Through the town halls, Melville and his staff are able to provide realtime responses to the feedback they receive. They are able to demonstrate that they truly care and want to make these people’s lives better.
The staff at CCS is constantly looking for ways to respond to the feedback. Their most recent items they repeatedly receive feedback for are available wi-fi and soap in the bathrooms. Both are items they are exploring ways to bring to their clients.
I think the word is spreading that we do listen … If you go answer that (the Pulse For Good Survey), somebody is going to read it. — Courtney Cooper I think people are really happy that we are listening, especially community members that maybe were involved in the area that thought people weren’t being listening to, that there is an organization listening and being proactive to issues as they come out. — Mathew Melville
CCS has found that there are other benefits to having this feedback gathered. Melville told us how he often shows the data in community meetings, to local government, board members, and to potential funding sources. With each meeting he is finding more and more value in the data.
Recently in Utah, a group called Shelter the Homeless has committed to building three new homeless shelters. CCS responded to the RFP to run one of the shelters. They were selected as a recipient.
At the Shelter the Homeless board meeting, when they were talking about the votes, one of the things Mayor McAdams said was he was talking about CCS and why they qualified to operate a shelter. He specifically mentioned the surveys. Specifically he said, innovation like that and listening, setting the trend for what other people should be doing, whether it’s easy or not is admirable. — Mathew Melville

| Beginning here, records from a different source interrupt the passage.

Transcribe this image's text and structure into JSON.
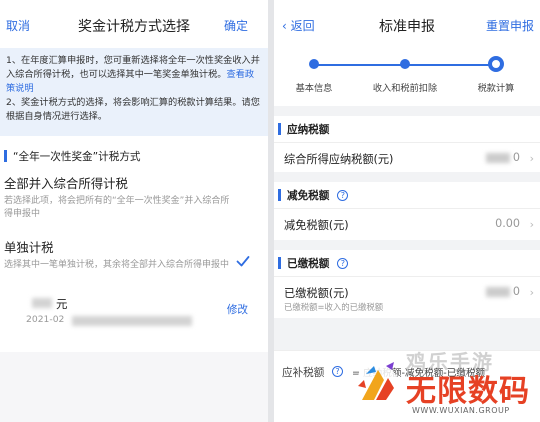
{
  "left": {
    "nav": {
      "cancel": "取消",
      "title": "奖金计税方式选择",
      "confirm": "确定"
    },
    "notice": {
      "text1": "1、在年度汇算申报时，您可重新选择将全年一次性奖金收入并入综合所得计税，也可以选择其中一笔奖金单独计税。",
      "link": "查看政策说明",
      "text2": "2、奖金计税方式的选择，将会影响汇算的税款计算结果。请您根据自身情况进行选择。"
    },
    "section_title": "“全年一次性奖金”计税方式",
    "options": [
      {
        "title": "全部并入综合所得计税",
        "desc": "若选择此项，将会把所有的“全年一次性奖金”并入综合所得申报中",
        "selected": false
      },
      {
        "title": "单独计税",
        "desc": "选择其中一笔单独计税，其余将全部并入综合所得申报中",
        "selected": true
      }
    ],
    "record": {
      "unit": "元",
      "date": "2021-02",
      "edit": "修改"
    }
  },
  "right": {
    "nav": {
      "back": "返回",
      "title": "标准申报",
      "redo": "重置申报"
    },
    "steps": [
      "基本信息",
      "收入和税前扣除",
      "税款计算"
    ],
    "current_step": 3,
    "sections": [
      {
        "title": "应纳税额",
        "help": false,
        "row": {
          "label": "综合所得应纳税额(元)",
          "value": "0",
          "sub": ""
        }
      },
      {
        "title": "减免税额",
        "help": true,
        "row": {
          "label": "减免税额(元)",
          "value": "0.00",
          "sub": ""
        }
      },
      {
        "title": "已缴税额",
        "help": true,
        "row": {
          "label": "已缴税额(元)",
          "value": "0",
          "sub": "已缴税额=收入的已缴税额"
        }
      }
    ],
    "footer": {
      "label": "应补税额",
      "help": "?",
      "formula": "= 应纳税额-减免税额-已缴税额"
    }
  },
  "watermark": {
    "brand": "无限数码",
    "ghost": "鸡乐手游",
    "url": "WWW.WUXIAN.GROUP"
  },
  "colors": {
    "accent": "#2f6de1",
    "notice_bg": "#eaf1fb",
    "brand": "#e64124"
  }
}
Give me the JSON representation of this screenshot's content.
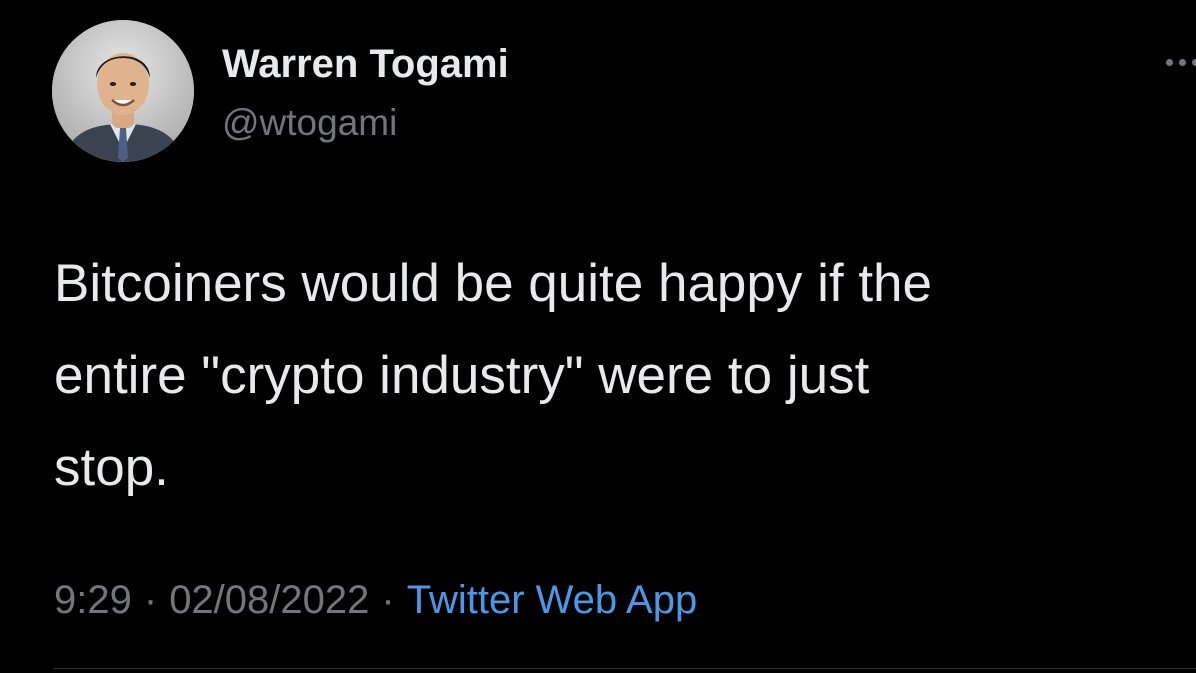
{
  "tweet": {
    "author": {
      "display_name": "Warren Togami",
      "handle": "@wtogami",
      "avatar_icon": "profile-photo"
    },
    "more_icon": "more-options-icon",
    "text": "Bitcoiners would be quite happy if the\nentire \"crypto industry\" were to just\nstop.",
    "time": "9:29",
    "date": "02/08/2022",
    "separator": "·",
    "source": "Twitter Web App"
  },
  "colors": {
    "background": "#000000",
    "primary_text": "#e7e9ea",
    "secondary_text": "#71767b",
    "link": "#4a99e9",
    "divider": "#2f3336"
  }
}
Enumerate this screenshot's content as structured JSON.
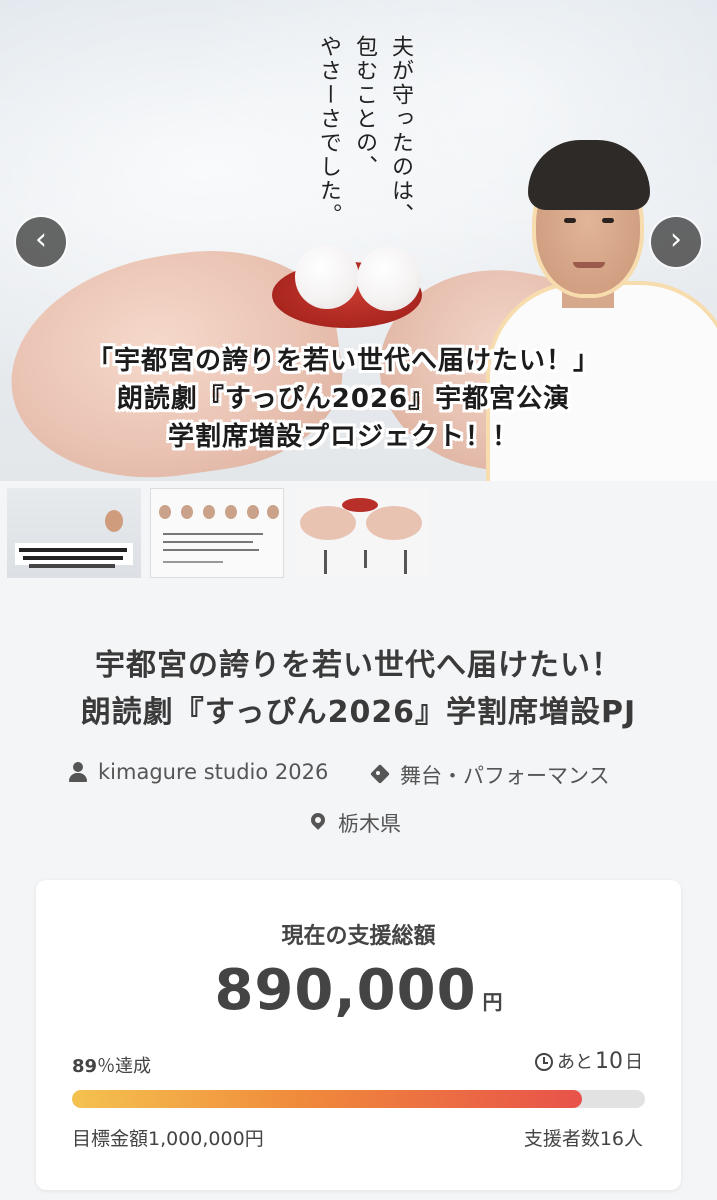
{
  "hero": {
    "vertical_text": [
      "夫が守ったのは、",
      "包むことの、",
      "やさーさでした。"
    ],
    "headline": [
      "「宇都宮の誇りを若い世代へ届けたい！」",
      "朗読劇『すっぴん2026』宇都宮公演",
      "学割席増設プロジェクト！！"
    ],
    "prev_icon": "‹",
    "next_icon": "›",
    "thumbnail_count": 3
  },
  "project": {
    "title_line1": "宇都宮の誇りを若い世代へ届けたい！",
    "title_line2": "朗読劇『すっぴん2026』学割席増設PJ",
    "creator": "kimagure studio 2026",
    "category": "舞台・パフォーマンス",
    "location": "栃木県"
  },
  "funding": {
    "label": "現在の支援総額",
    "amount": "890,000",
    "unit": "円",
    "percent": "89",
    "percent_suffix": "％達成",
    "progress": 0.89,
    "remaining_prefix": "あと",
    "remaining_num": "10",
    "remaining_unit": "日",
    "goal": "目標金額1,000,000円",
    "backers": "支援者数16人"
  },
  "colors": {
    "progress_start": "#f4c24f",
    "progress_end": "#e8524a",
    "track": "#e2e2e2",
    "plate_red": "#b82f29"
  },
  "icons": [
    "chevron-left-icon",
    "chevron-right-icon",
    "person-icon",
    "tag-icon",
    "location-pin-icon",
    "clock-icon"
  ]
}
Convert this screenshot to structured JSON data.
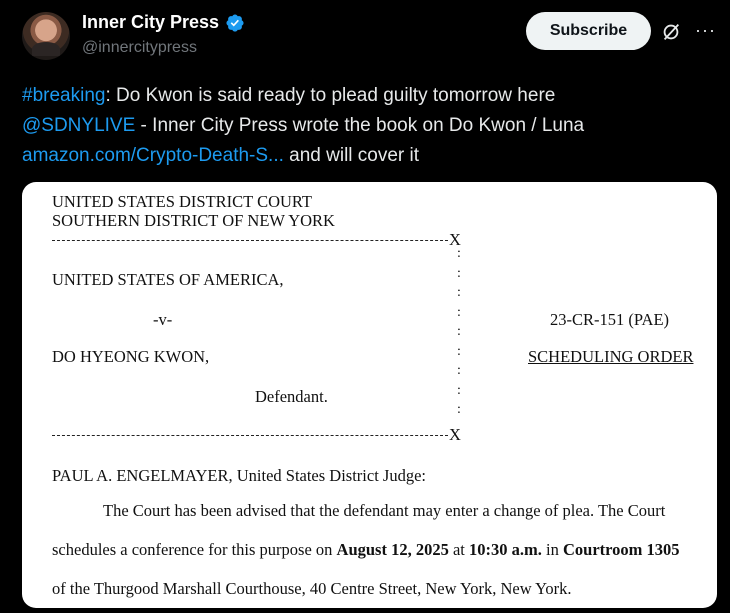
{
  "author": {
    "name": "Inner City Press",
    "handle": "@innercitypress",
    "verified_icon": "verified-badge-icon"
  },
  "actions": {
    "subscribe_label": "Subscribe",
    "grok_icon": "grok-icon",
    "more_icon": "more-icon",
    "more_glyph": "···"
  },
  "tweet": {
    "hashtag": "#breaking",
    "line1_rest": ": Do Kwon is said ready to plead guilty tomorrow here",
    "mention": "@SDNYLIVE",
    "line2_rest": " - Inner City Press wrote the book on Do Kwon / Luna",
    "link_text": "amazon.com/Crypto-Death-S...",
    "line3_rest": " and will cover it"
  },
  "document": {
    "court_line1": "UNITED STATES DISTRICT COURT",
    "court_line2": "SOUTHERN DISTRICT OF NEW YORK",
    "x_mark": "X",
    "plaintiff": "UNITED STATES OF AMERICA,",
    "versus": "-v-",
    "case_number": "23-CR-151 (PAE)",
    "defendant_name": "DO HYEONG KWON,",
    "doc_title": "SCHEDULING ORDER",
    "defendant_label": "Defendant.",
    "colons": ":\n:\n:\n:\n:\n:\n:\n:\n:",
    "judge_line": "PAUL A. ENGELMAYER, United States District Judge:",
    "para_line1": "The Court has been advised that the defendant may enter a change of plea.  The Court",
    "para_line2_a": "schedules a conference for this purpose on ",
    "para_line2_date": "August 12, 2025",
    "para_line2_b": " at ",
    "para_line2_time": "10:30 a.m.",
    "para_line2_c": " in ",
    "para_line2_room": "Courtroom 1305",
    "para_line3": "of the Thurgood Marshall Courthouse, 40 Centre Street, New York, New York."
  },
  "colors": {
    "link": "#1d9bf0",
    "background": "#000000",
    "verified": "#1d9bf0"
  }
}
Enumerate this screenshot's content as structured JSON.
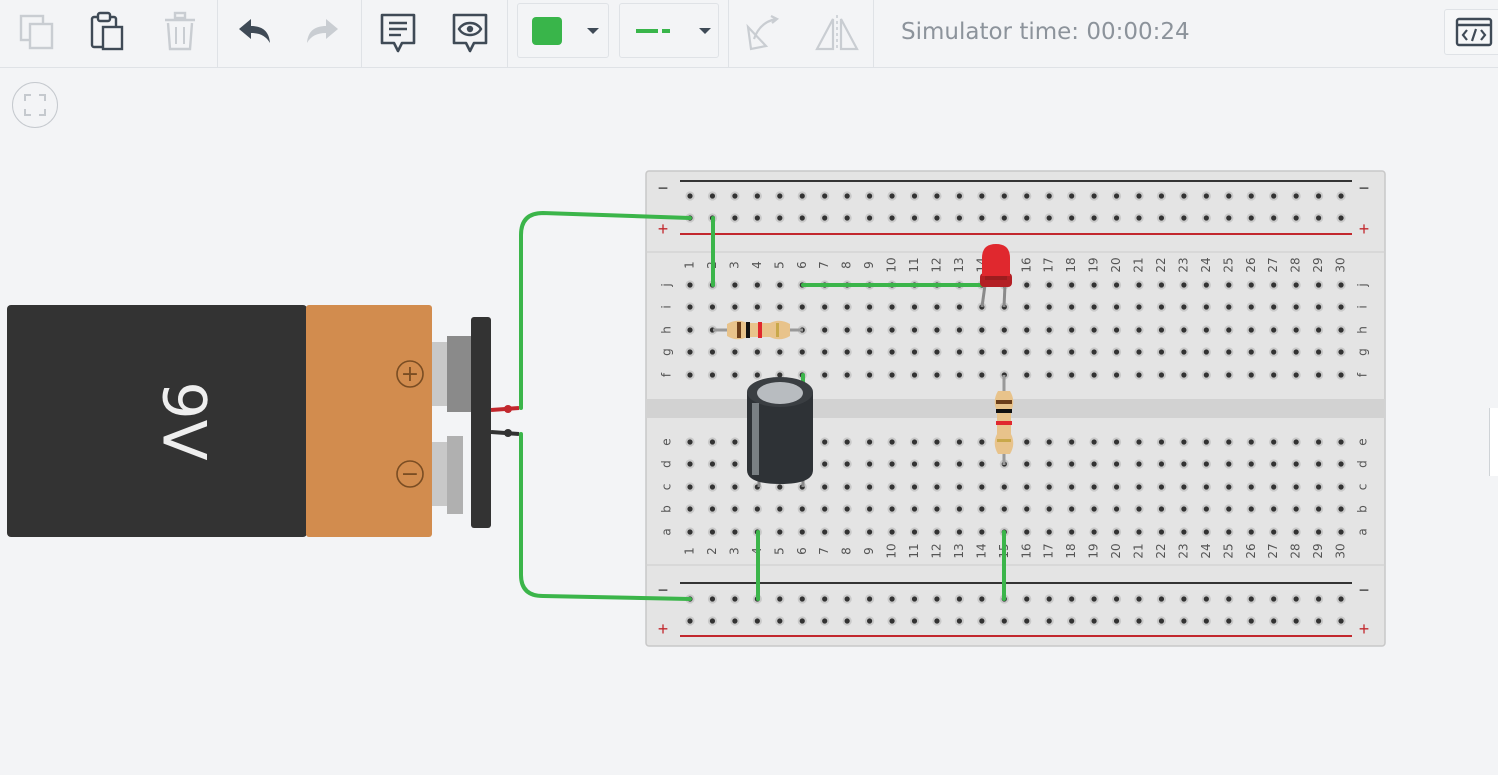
{
  "toolbar": {
    "buttons": [
      {
        "id": "copy",
        "icon": "copy-icon",
        "enabled": false
      },
      {
        "id": "paste",
        "icon": "paste-icon",
        "enabled": true
      },
      {
        "id": "delete",
        "icon": "trash-icon",
        "enabled": false
      },
      {
        "id": "undo",
        "icon": "undo-icon",
        "enabled": true
      },
      {
        "id": "redo",
        "icon": "redo-icon",
        "enabled": false
      },
      {
        "id": "notes",
        "icon": "note-icon",
        "enabled": true
      },
      {
        "id": "notes-visibility",
        "icon": "eye-speech-icon",
        "enabled": true
      },
      {
        "id": "rotate",
        "icon": "rotate-icon",
        "enabled": false
      },
      {
        "id": "flip",
        "icon": "flip-icon",
        "enabled": false
      },
      {
        "id": "code",
        "icon": "code-icon",
        "enabled": true
      }
    ],
    "wire_color": "#39b54a",
    "wire_style": "solid",
    "sim_time_label": "Simulator time: 00:00:24"
  },
  "canvas": {
    "battery": {
      "label": "9V",
      "plus_symbol": "+",
      "minus_symbol": "−"
    },
    "breadboard": {
      "columns": [
        "1",
        "2",
        "3",
        "4",
        "5",
        "6",
        "7",
        "8",
        "9",
        "10",
        "11",
        "12",
        "13",
        "14",
        "15",
        "16",
        "17",
        "18",
        "19",
        "20",
        "21",
        "22",
        "23",
        "24",
        "25",
        "26",
        "27",
        "28",
        "29",
        "30"
      ],
      "top_rows": [
        "j",
        "i",
        "h",
        "g",
        "f"
      ],
      "bottom_rows": [
        "e",
        "d",
        "c",
        "b",
        "a"
      ],
      "rail_minus": "−",
      "rail_plus": "+"
    },
    "colors": {
      "wire": "#3bb54a",
      "rail_red": "#c2272d",
      "rail_black": "#333333",
      "battery_body": "#333333",
      "battery_cap": "#d28c4e",
      "led": "#e0282e"
    }
  }
}
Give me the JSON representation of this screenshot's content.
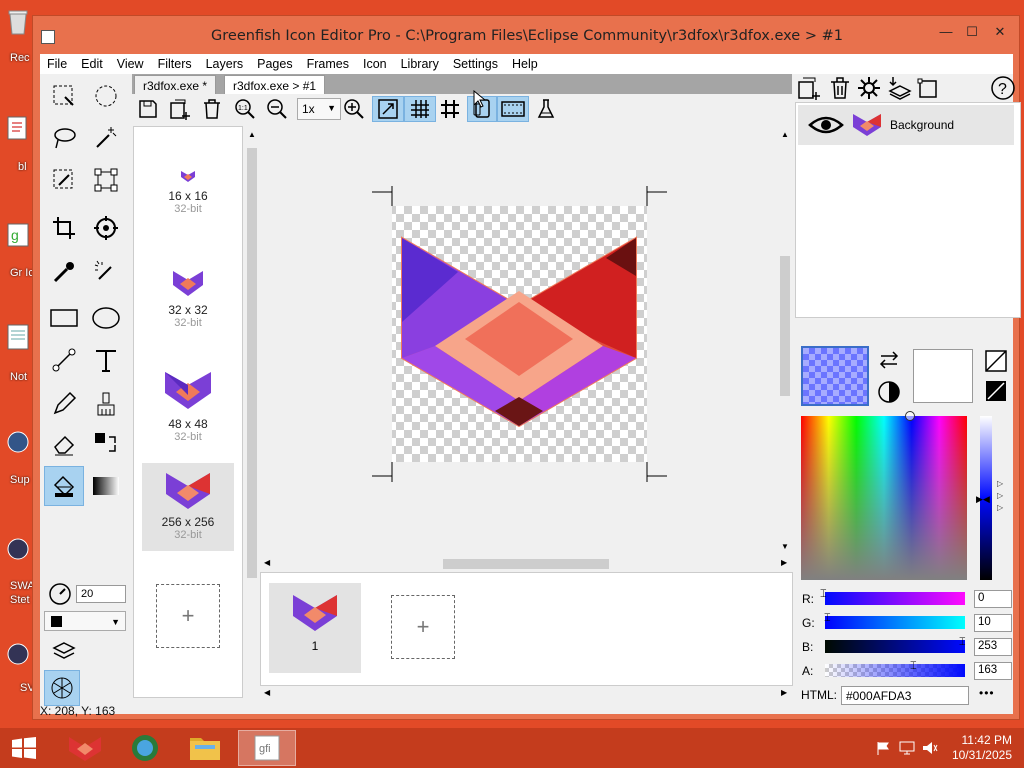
{
  "window": {
    "title": "Greenfish Icon Editor Pro - C:\\Program Files\\Eclipse Community\\r3dfox\\r3dfox.exe > #1",
    "minimize": "—",
    "maximize": "☐",
    "close": "✕"
  },
  "menu": [
    "File",
    "Edit",
    "View",
    "Filters",
    "Layers",
    "Pages",
    "Frames",
    "Icon",
    "Library",
    "Settings",
    "Help"
  ],
  "tabs": [
    "r3dfox.exe *",
    "r3dfox.exe > #1"
  ],
  "toolbar": {
    "zoom": "1x"
  },
  "tool_options": {
    "size": "20"
  },
  "pages": [
    {
      "size": "16 x 16",
      "bits": "32-bit"
    },
    {
      "size": "32 x 32",
      "bits": "32-bit"
    },
    {
      "size": "48 x 48",
      "bits": "32-bit"
    },
    {
      "size": "256 x 256",
      "bits": "32-bit"
    }
  ],
  "add_symbol": "+",
  "frames": [
    {
      "label": "1"
    }
  ],
  "layers": [
    {
      "name": "Background"
    }
  ],
  "color": {
    "channels": [
      {
        "label": "R:",
        "value": "0"
      },
      {
        "label": "G:",
        "value": "10"
      },
      {
        "label": "B:",
        "value": "253"
      },
      {
        "label": "A:",
        "value": "163"
      }
    ],
    "html_label": "HTML:",
    "html_value": "#000AFDA3",
    "more": "•••",
    "primary": "#000AFD",
    "secondary": "#ffffff"
  },
  "status": {
    "coords": "X: 208, Y: 163"
  },
  "desktop": {
    "labels": [
      "Rec",
      "bl",
      "Gr Ico",
      "Not",
      "Sup",
      "SWA Stet",
      "SV"
    ]
  },
  "taskbar": {
    "time": "11:42 PM",
    "date": "10/31/2025"
  }
}
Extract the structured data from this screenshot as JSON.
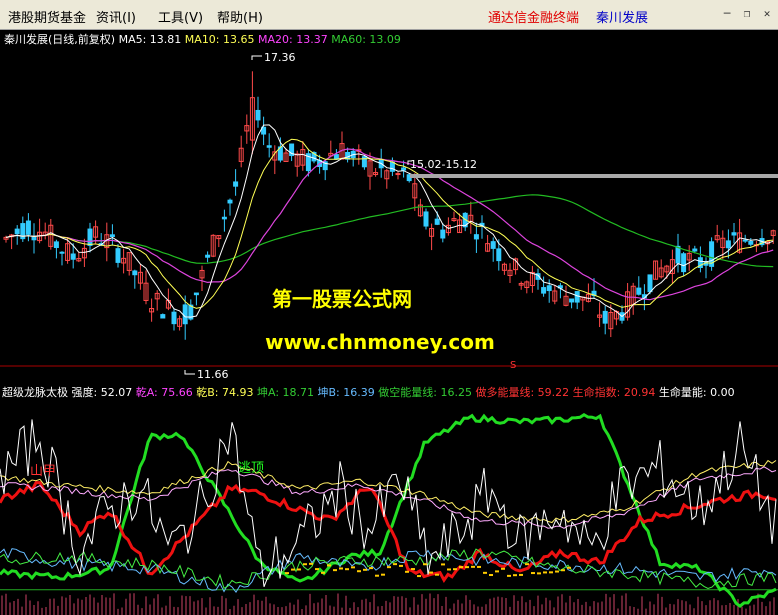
{
  "menu": {
    "items": [
      "港股期货基金",
      "资讯(I)",
      "工具(V)",
      "帮助(H)"
    ],
    "brand_left": "通达信金融终端",
    "brand_right": "秦川发展",
    "brand_left_color": "#e00000",
    "brand_right_color": "#0000c8",
    "window_buttons": [
      "minimize-icon",
      "restore-icon",
      "close-icon"
    ]
  },
  "main_header": {
    "name": "秦川发展(日线,前复权)",
    "ma": [
      {
        "label": "MA5:",
        "value": "13.81",
        "color": "#ffffff"
      },
      {
        "label": "MA10:",
        "value": "13.65",
        "color": "#ffff55"
      },
      {
        "label": "MA20:",
        "value": "13.37",
        "color": "#ff44ff"
      },
      {
        "label": "MA60:",
        "value": "13.09",
        "color": "#33cc33"
      }
    ]
  },
  "price_marks": {
    "high": "17.36",
    "low": "11.66",
    "range": "15.02-15.12"
  },
  "watermark": {
    "line1": "第一股票公式网",
    "line2": "www.chnmoney.com",
    "color": "#ffff00"
  },
  "indicator_header": {
    "name": "超级龙脉太极",
    "items": [
      {
        "label": "强度:",
        "value": "52.07",
        "color": "#ffffff"
      },
      {
        "label": "乾A:",
        "value": "75.66",
        "color": "#ff44ff"
      },
      {
        "label": "乾B:",
        "value": "74.93",
        "color": "#ffff55"
      },
      {
        "label": "坤A:",
        "value": "18.71",
        "color": "#33cc33"
      },
      {
        "label": "坤B:",
        "value": "16.39",
        "color": "#66bbff"
      },
      {
        "label": "做空能量线:",
        "value": "16.25",
        "color": "#33cc33"
      },
      {
        "label": "做多能量线:",
        "value": "59.22",
        "color": "#ff3333"
      },
      {
        "label": "生命指数:",
        "value": "20.94",
        "color": "#ff3333"
      },
      {
        "label": "生命量能:",
        "value": "0.00",
        "color": "#ffffff"
      }
    ]
  },
  "annotations": {
    "left": "山甲",
    "right": "逃顶",
    "marker": "S"
  },
  "colors": {
    "up": "#ff4a4a",
    "down": "#33ccff",
    "ma5": "#ffffff",
    "ma10": "#ffff55",
    "ma20": "#dd44dd",
    "ma60": "#22bb22",
    "separator": "#aa0000"
  }
}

For Melville and his staff at CCS the data gathered through Pulse For Good has been invaluable. And sure, it helped them be selected to run a new shelter, answer questions from government and community officials, but it’s the response from their clients that continue to drive them, to analyze the data, and to tailor their services.
They have learned that indeed the first and second duty of love is to listen and respond.